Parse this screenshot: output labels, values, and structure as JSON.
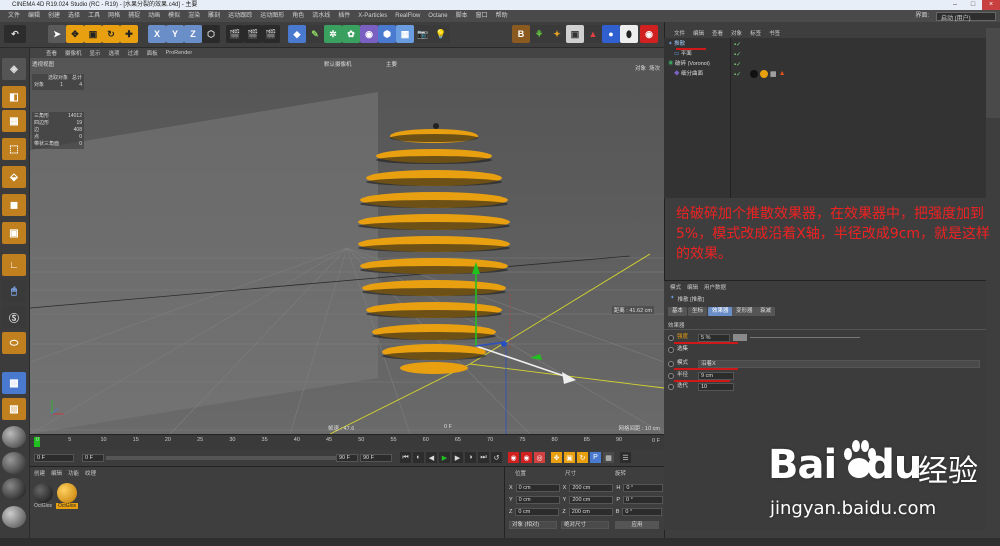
{
  "window": {
    "title": "CINEMA 4D R19.024 Studio (RC - R19) - [水果分裂的效果.c4d] - 主要"
  },
  "menu": {
    "items": [
      "文件",
      "编辑",
      "创建",
      "选择",
      "工具",
      "网格",
      "捕捉",
      "动画",
      "模拟",
      "渲染",
      "雕刻",
      "运动跟踪",
      "运动图形",
      "角色",
      "流水线",
      "插件",
      "X-Particles",
      "RealFlow",
      "Octane",
      "脚本",
      "窗口",
      "帮助"
    ],
    "layout_label": "界面:",
    "layout_value": "启动 (用户)"
  },
  "viewport": {
    "menu": [
      "查看",
      "摄像机",
      "显示",
      "选项",
      "过滤",
      "面板",
      "ProRender"
    ],
    "name": "透视视图",
    "camera": "默认摄像机",
    "overlay_label": "主要",
    "right_tabs": [
      "对象",
      "场次"
    ],
    "stats": {
      "header_sel": "选取对象",
      "header_total": "总计",
      "row_objects_label": "对象",
      "row_objects_sel": "1",
      "row_objects_total": "4",
      "triangles_label": "三角形",
      "triangles": "14012",
      "quads_label": "四边形",
      "quads": "19",
      "edges_label": "边",
      "edges": "408",
      "points_label": "点",
      "points": "0",
      "tiny_label": "带状三角面",
      "tiny": "0"
    },
    "distance_label": "距离 : 41.62 cm",
    "speed_label": "帧速 : 47.6",
    "frame_label": "0 F",
    "grid_label": "网格间距 : 10 cm"
  },
  "objects": {
    "tabs": [
      "文件",
      "编辑",
      "查看",
      "对象",
      "标签",
      "书签"
    ],
    "items": [
      {
        "name": "推散",
        "color": "#6a9de0"
      },
      {
        "name": "平面",
        "color": "#d0d0d0"
      },
      {
        "name": "破碎 (Voronoi)",
        "color": "#d0d0d0"
      },
      {
        "name": "细分曲面",
        "color": "#d0d0d0"
      }
    ]
  },
  "annotation": "给破碎加个推散效果器，在效果器中，把强度加到5%，模式改成沿着X轴，半径改成9cm，就是这样的效果。",
  "attributes": {
    "header_tabs": [
      "模式",
      "编辑",
      "用户数据"
    ],
    "object_title": "推散 [推散]",
    "tabs": [
      "基本",
      "坐标",
      "效果器",
      "变形器",
      "衰减"
    ],
    "active_tab": 2,
    "section": "效果器",
    "strength_label": "强度",
    "strength_value": "5 %",
    "selection_label": "选集",
    "mode_label": "模式",
    "mode_value": "沿着X",
    "radius_label": "半径",
    "radius_value": "9 cm",
    "iterations_label": "迭代",
    "iterations_value": "10"
  },
  "timeline": {
    "ticks": [
      "0",
      "5",
      "10",
      "15",
      "20",
      "25",
      "30",
      "35",
      "40",
      "45",
      "50",
      "55",
      "60",
      "65",
      "70",
      "75",
      "80",
      "85",
      "90"
    ],
    "end_label": "0 F",
    "start_field": "0 F",
    "current_field": "0 F",
    "end_field": "90 F",
    "max_field": "90 F"
  },
  "materials": {
    "menu": [
      "创建",
      "编辑",
      "功能",
      "纹理"
    ],
    "items": [
      {
        "name": "OctGlos",
        "color": "#222222",
        "selected": false
      },
      {
        "name": "OctGlos",
        "color": "#e8a010",
        "selected": true
      }
    ]
  },
  "coords": {
    "headers": [
      "位置",
      "尺寸",
      "旋转"
    ],
    "rows": [
      {
        "axis": "X",
        "pos": "0 cm",
        "size": "200 cm",
        "rot_label": "H",
        "rot": "0 °"
      },
      {
        "axis": "Y",
        "pos": "0 cm",
        "size": "200 cm",
        "rot_label": "P",
        "rot": "0 °"
      },
      {
        "axis": "Z",
        "pos": "0 cm",
        "size": "200 cm",
        "rot_label": "B",
        "rot": "0 °"
      }
    ],
    "mode_left": "对象 (相对)",
    "mode_mid": "绝对尺寸",
    "apply": "应用"
  },
  "watermark": {
    "brand": "Bai",
    "brand2": "du",
    "cn": "经验",
    "url": "jingyan.baidu.com"
  },
  "colors": {
    "accent": "#e8a010",
    "annotation": "#ee2222",
    "underline": "#d01818"
  }
}
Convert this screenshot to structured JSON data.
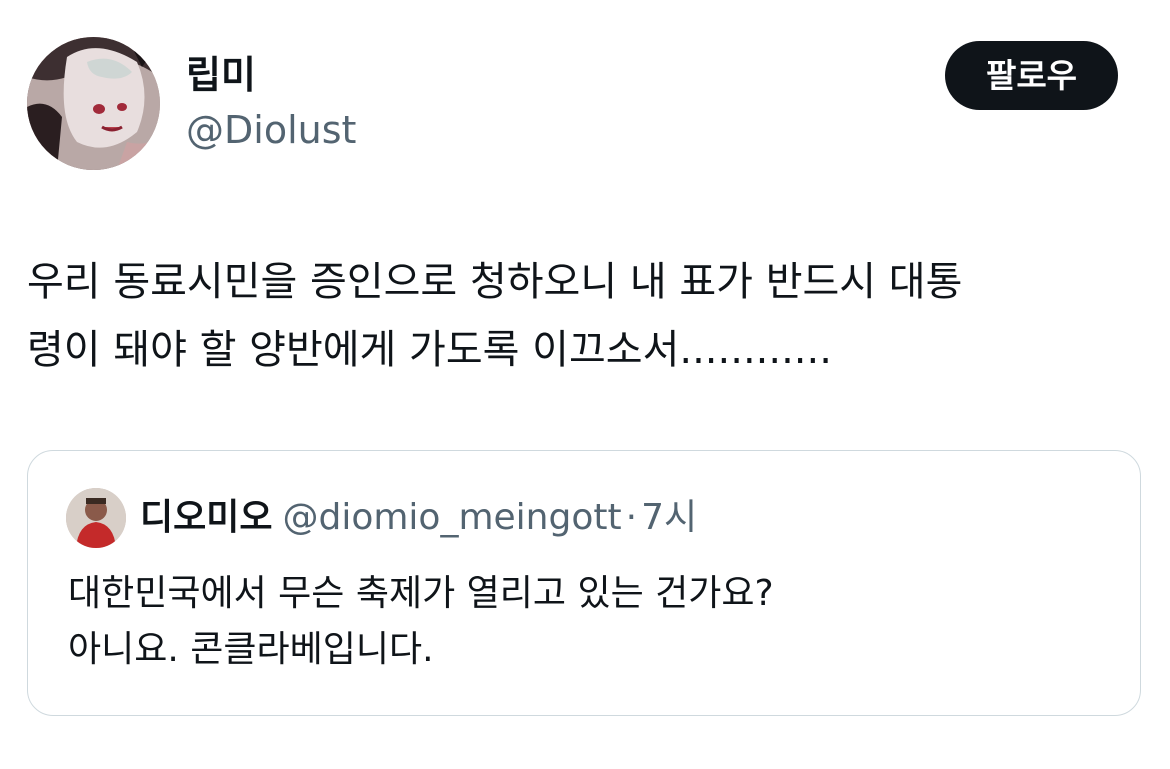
{
  "author": {
    "display_name": "립미",
    "handle": "@Diolust",
    "avatar_icon": "user-avatar"
  },
  "follow_button": {
    "label": "팔로우",
    "background": "#0f1419",
    "color": "#ffffff"
  },
  "tweet": {
    "line1": "우리 동료시민을 증인으로 청하오니 내 표가 반드시 대통",
    "line2": "령이 돼야 할 양반에게 가도록 이끄소서............"
  },
  "quoted_tweet": {
    "display_name": "디오미오",
    "handle": "@diomio_meingott",
    "separator": "·",
    "time": "7시",
    "line1": "대한민국에서 무슨 축제가 열리고 있는 건가요?",
    "line2": "아니요. 콘클라베입니다.",
    "avatar_icon": "user-avatar"
  },
  "colors": {
    "text": "#0f1419",
    "secondary": "#536471",
    "border": "#cfd9de"
  }
}
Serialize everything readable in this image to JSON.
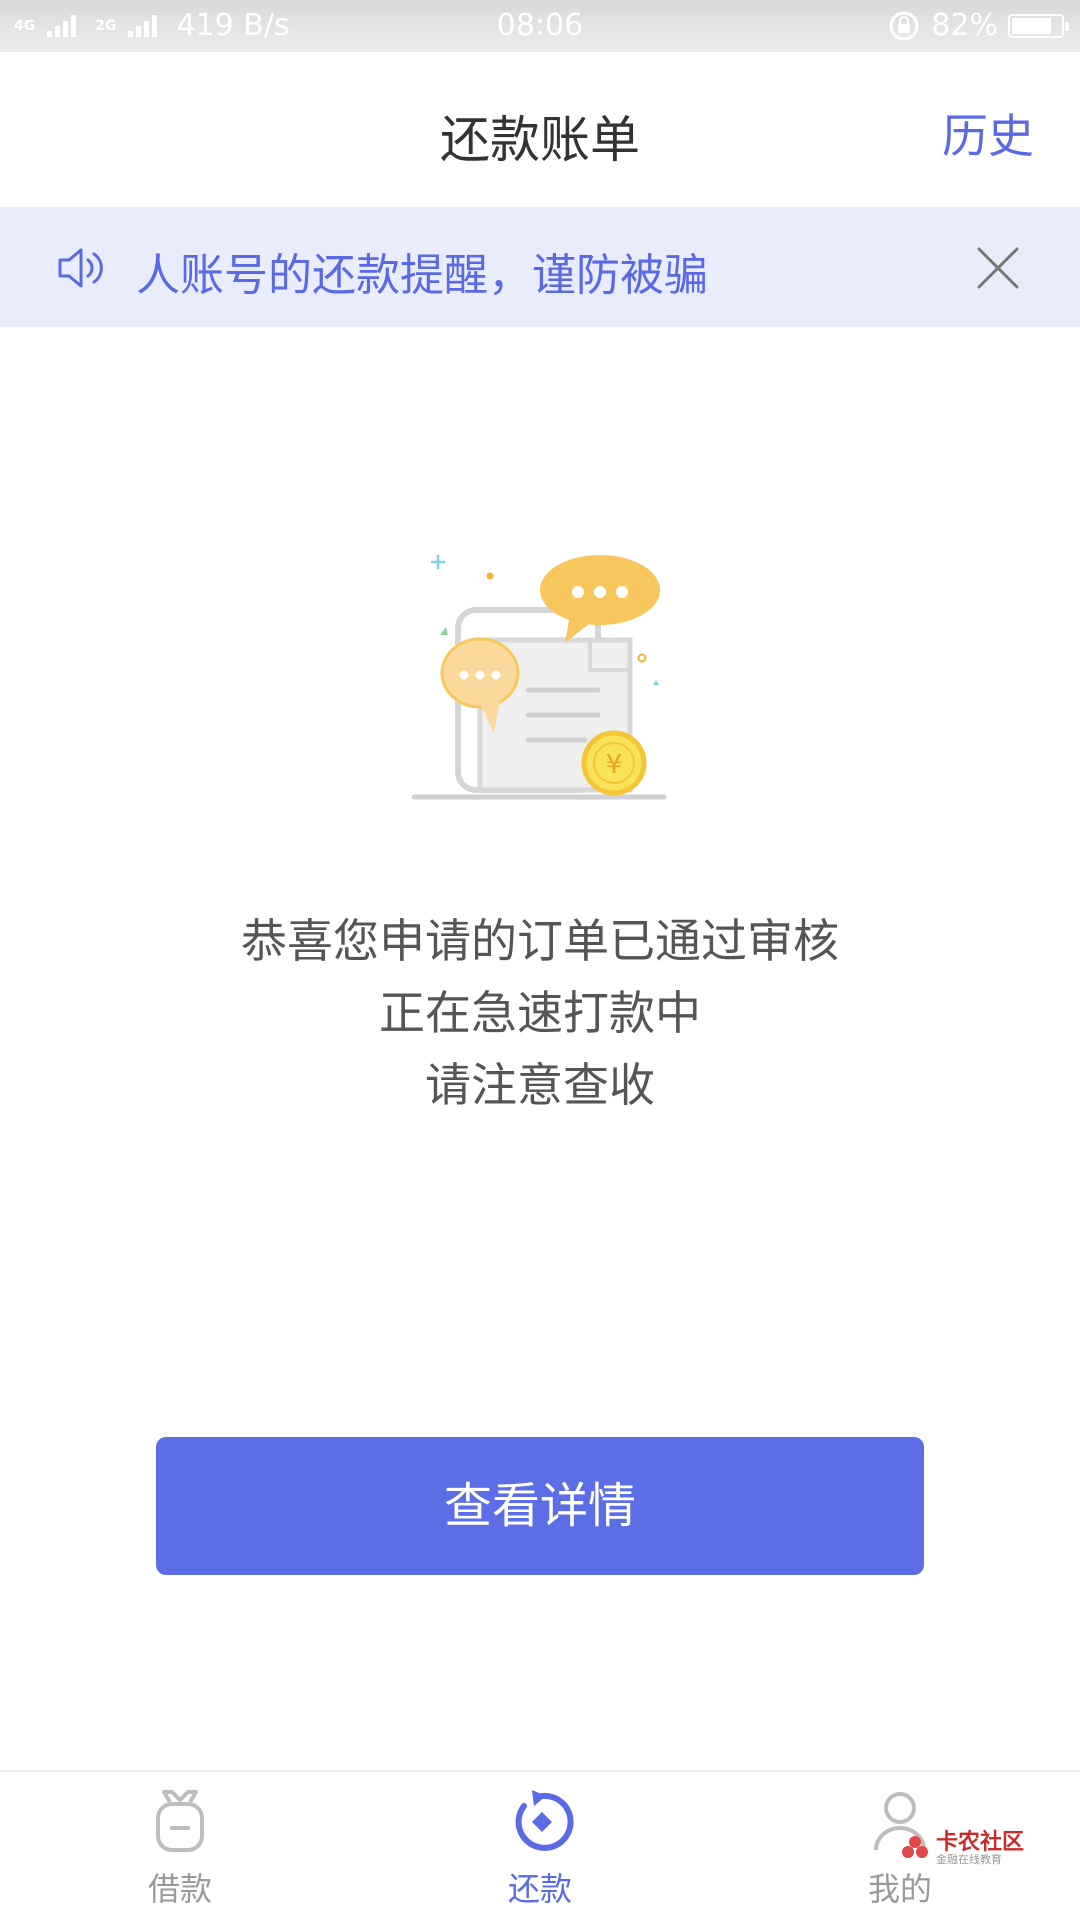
{
  "status_bar": {
    "network_1": "4G",
    "network_2": "4G",
    "network_3": "2G",
    "speed": "419 B/s",
    "time": "08:06",
    "battery_text": "82%",
    "battery_level": 0.82
  },
  "header": {
    "title": "还款账单",
    "history_label": "历史"
  },
  "notice": {
    "text": "不要相信私人账号的还款提醒，谨防被骗",
    "speaker_icon": "speaker-icon",
    "close_icon": "close-icon",
    "accent_color": "#5a6ae6",
    "background_color": "#e9edfb"
  },
  "main": {
    "message_line1": "恭喜您申请的订单已通过审核",
    "message_line2": "正在急速打款中",
    "message_line3": "请注意查收",
    "detail_button_label": "查看详情",
    "button_color": "#5b6ee6"
  },
  "tab_bar": {
    "items": [
      {
        "label": "借款",
        "icon": "loan-bag-icon",
        "active": false
      },
      {
        "label": "还款",
        "icon": "repay-icon",
        "active": true
      },
      {
        "label": "我的",
        "icon": "user-icon",
        "active": false
      }
    ],
    "active_color": "#5a6ae6",
    "inactive_color": "#9a9a9a"
  },
  "watermark": {
    "title": "卡农社区",
    "subtitle": "金融在线教育"
  }
}
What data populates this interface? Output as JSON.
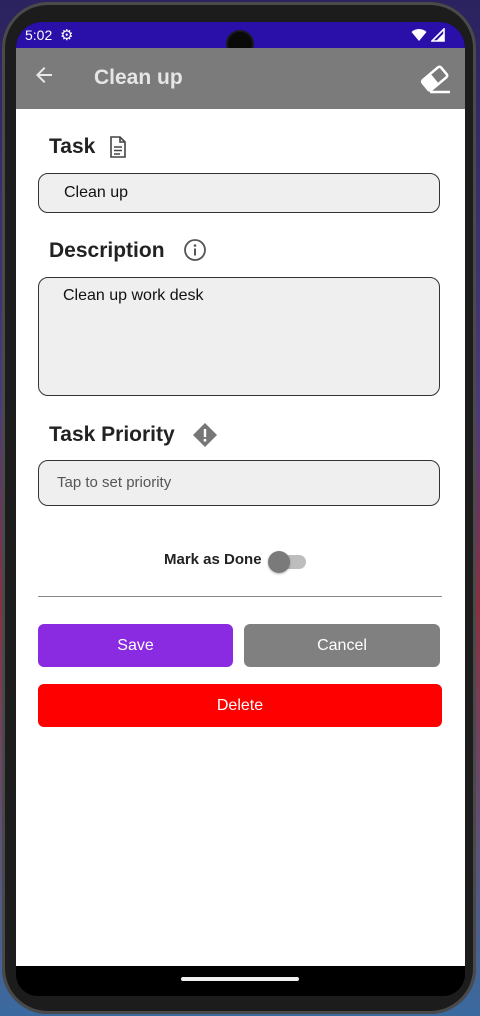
{
  "status": {
    "time": "5:02"
  },
  "appbar": {
    "title": "Clean up"
  },
  "task": {
    "label": "Task",
    "value": "Clean up"
  },
  "description": {
    "label": "Description",
    "value": "Clean up work desk"
  },
  "priority": {
    "label": "Task Priority",
    "placeholder": "Tap to set priority"
  },
  "mark_done": {
    "label": "Mark as Done",
    "checked": false
  },
  "buttons": {
    "save": "Save",
    "cancel": "Cancel",
    "delete": "Delete"
  },
  "colors": {
    "status_bar": "#2a0fa8",
    "app_bar": "#7b7b7b",
    "save": "#8a2be2",
    "cancel": "#808080",
    "delete": "#ff0000"
  },
  "icons": [
    "back-arrow-icon",
    "eraser-icon",
    "document-icon",
    "info-icon",
    "priority-icon",
    "gear-icon",
    "wifi-icon",
    "signal-icon"
  ]
}
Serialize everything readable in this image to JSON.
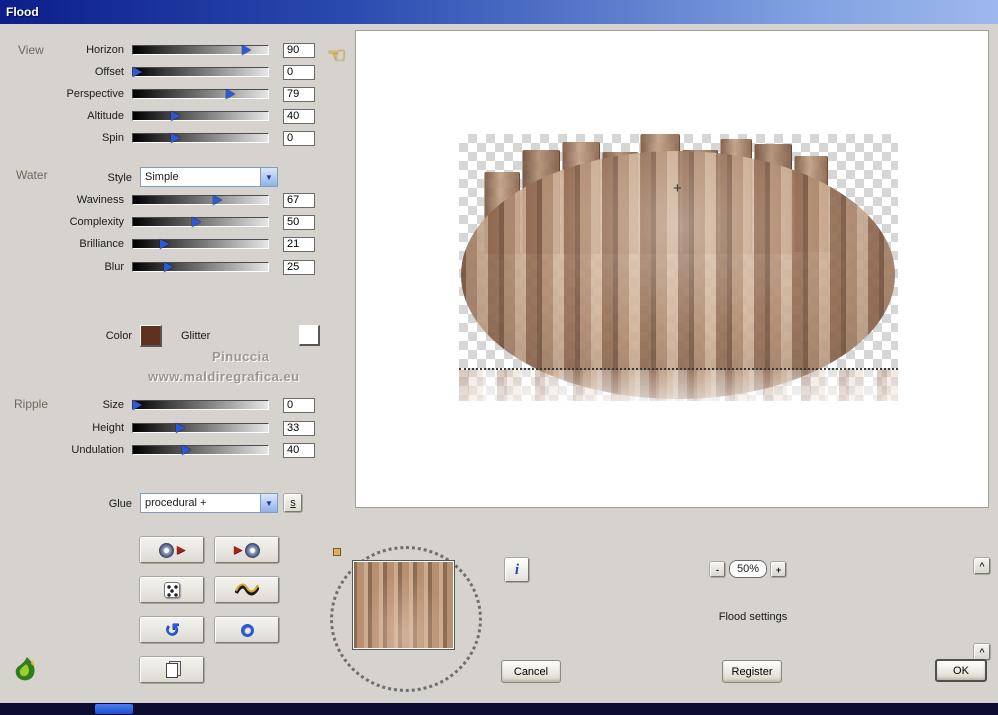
{
  "window": {
    "title": "Flood"
  },
  "view": {
    "label": "View",
    "sliders": [
      {
        "label": "Horizon",
        "value": "90",
        "pct": 84
      },
      {
        "label": "Offset",
        "value": "0",
        "pct": 3
      },
      {
        "label": "Perspective",
        "value": "79",
        "pct": 72
      },
      {
        "label": "Altitude",
        "value": "40",
        "pct": 31
      },
      {
        "label": "Spin",
        "value": "0",
        "pct": 31
      }
    ]
  },
  "water": {
    "label": "Water",
    "style_label": "Style",
    "style_value": "Simple",
    "sliders": [
      {
        "label": "Waviness",
        "value": "67",
        "pct": 62
      },
      {
        "label": "Complexity",
        "value": "50",
        "pct": 47
      },
      {
        "label": "Brilliance",
        "value": "21",
        "pct": 23
      },
      {
        "label": "Blur",
        "value": "25",
        "pct": 26
      }
    ]
  },
  "color_row": {
    "color_label": "Color",
    "glitter_label": "Glitter",
    "color_swatch": "#5f3020",
    "glitter_swatch": "#ffffff"
  },
  "watermark": {
    "line1": "Pinuccia",
    "line2": "www.maldiregrafica.eu"
  },
  "ripple": {
    "label": "Ripple",
    "sliders": [
      {
        "label": "Size",
        "value": "0",
        "pct": 3
      },
      {
        "label": "Height",
        "value": "33",
        "pct": 35
      },
      {
        "label": "Undulation",
        "value": "40",
        "pct": 39
      }
    ]
  },
  "glue": {
    "label": "Glue",
    "value": "procedural +",
    "s_button": "s"
  },
  "zoom": {
    "minus": "-",
    "value": "50%",
    "plus": "+"
  },
  "status_text": "Flood settings",
  "footer": {
    "cancel": "Cancel",
    "register": "Register",
    "ok": "OK"
  },
  "misc": {
    "info": "i",
    "up_arrow": "^",
    "hand": "☜",
    "crosshair": "+",
    "combo_arrow": "▼"
  }
}
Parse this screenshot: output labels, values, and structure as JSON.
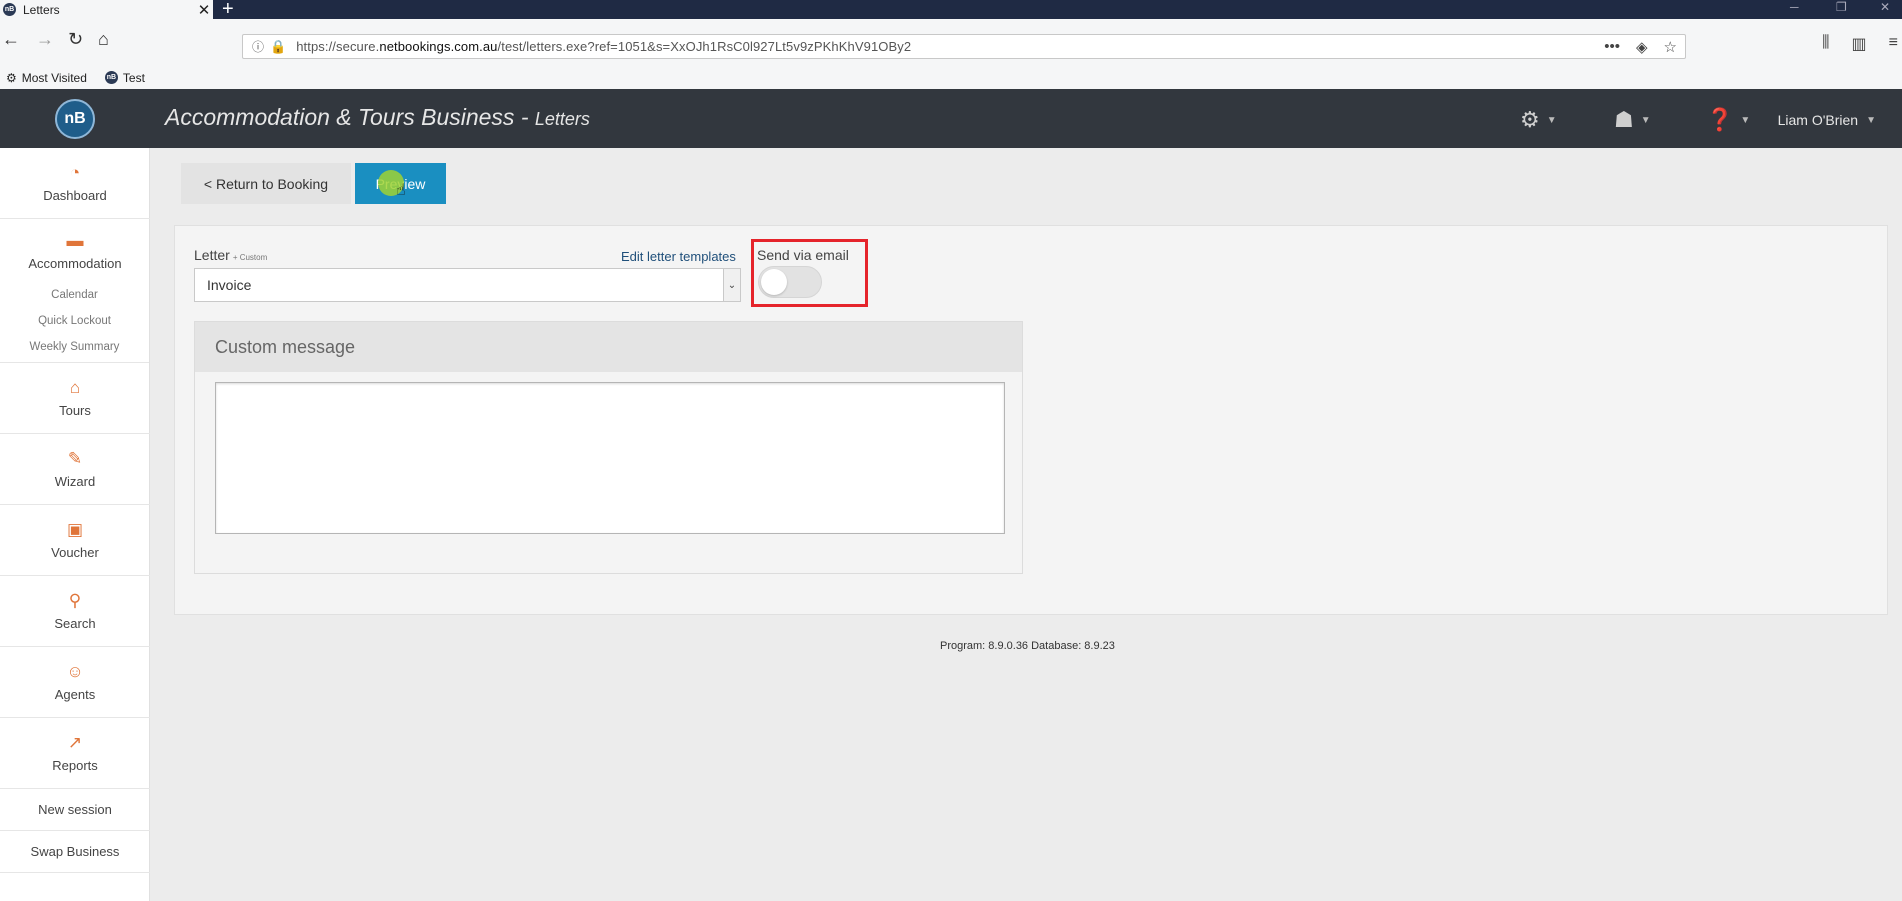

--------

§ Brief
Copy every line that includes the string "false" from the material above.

§ Solution to the exercise
        "selected": false
        "active": false
        "active": false
    "checked": false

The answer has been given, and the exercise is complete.